Which brings us to “General” Donald Rumsfeld.
For twenty years, he and his fellow neo-cons planned and plotted, developing (among other things) what they thought would be an effective model for a contemporary military—and a strategy that they thought would work with a military built on that model. Completely cut off from the realities of battlefields and logistics, they had no one to tell them how naïve they were. So, they believed their own myths of their own infallibility.
They believed in this, in part because, in another area, they weren’t naïve at all, and were proving extraordinarily successful. They were (and remain) an expert group of political plotters. The wangled their way into power over the greatest nation on the planet, and into power over its military.
Over the centuries of the American experience, with its necessary tradition of civilian control of the military at the top, had come an understanding of just where that control should stop—where the civilians should let go and let the military take over. That line was quickly erased when Rumsfeld took over the Defense Department in 2001. His political successes had made him sure he could show the generals a thing or two. Suddenly, it was no longer military men who were making the decisions about military matters, but Rumsfeld and his neo-con civilians—often people with no background in the military whatsoever.
We’ve seen the result. A war fought with forces totally unprepared for the consequences of their victories. Generals fired because their advice on military matters did not match neo-con preconceptions. Generals retiring because they could no longer do their jobs without interference. Our great military, losing the very people who have kept it strong, now faces a decline brought on by the arrogance of outsiders, men with no experience in the arena they have been attempting to remold over the last five years and two wars.
No, we don’t want the military deciding who to go to war with, but when it comes to fighting and organizing the army for fighting, the generals need to be allowed to do their jobs without undue interference.

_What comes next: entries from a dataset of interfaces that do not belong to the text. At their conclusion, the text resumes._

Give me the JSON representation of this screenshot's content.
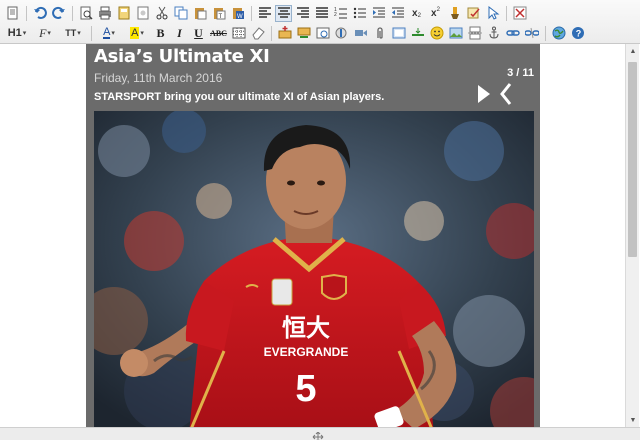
{
  "toolbar": {
    "row1": [
      "source",
      "undo",
      "redo",
      "preview",
      "print",
      "templates",
      "new-page",
      "cut",
      "copy",
      "paste",
      "paste-text",
      "paste-word",
      "align-left",
      "align-center",
      "align-right",
      "justify",
      "numbered-list",
      "bulleted-list",
      "indent",
      "outdent",
      "subscript",
      "superscript",
      "format-painter",
      "spellcheck",
      "select",
      "maximize"
    ],
    "heading_label": "H1",
    "font_label": "F",
    "size_label": "TT",
    "bold_label": "B",
    "italic_label": "I",
    "underline_label": "U",
    "strike_label": "ABC",
    "subscript_label": "x",
    "superscript_label": "x"
  },
  "gallery": {
    "title": "Asia’s Ultimate XI",
    "date": "Friday, 11th March 2016",
    "description": "STARSPORT bring you our ultimate XI of Asian players.",
    "counter": "3 / 11",
    "jersey": {
      "sponsor_cn": "恒大",
      "sponsor": "EVERGRANDE",
      "number": "5",
      "shirt_color": "#c4141b"
    }
  },
  "colors": {
    "gallery_bg": "#6b6b6b",
    "toolbar_bg": "#efefef",
    "accent": "#1e6fc8"
  }
}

“Should Rumsfeld be fired?” People argue about this all the time. But that’s hardly even the right question. If Rumsfeld is fired and another civilian is brought in who doesn’t respect the generals and doesn’t know when to leave them alone to make their own decisions about purely military matters, things won’t change in the least. Rumsfeld should go, but his exit will only make a difference only if the neo-con attitude towards our military is replaced along with him.
As the attitudes that Rumsfeld exhibits are shared by his old companion Dick Cheney and by President Bush himself, there’s no percentage at all in calling for Rumsfeld to go. Only another just like him will be brought in.
If we want an American military that is strong, flexible, and able to respond quickly to unexpected situations then we have to start changing our government completely, starting with the election next month. We need to start replacing the arrogant fools who have been ruining not only our military but our international reputation with people with an understanding of history, contemporary affairs, and the relation of the military to the civilian government in a democracy. We can’t get rid of them all right now, but with a change in control of Congress, we can start putting the brakes on them.
And can start saving—and rebuilding—our military.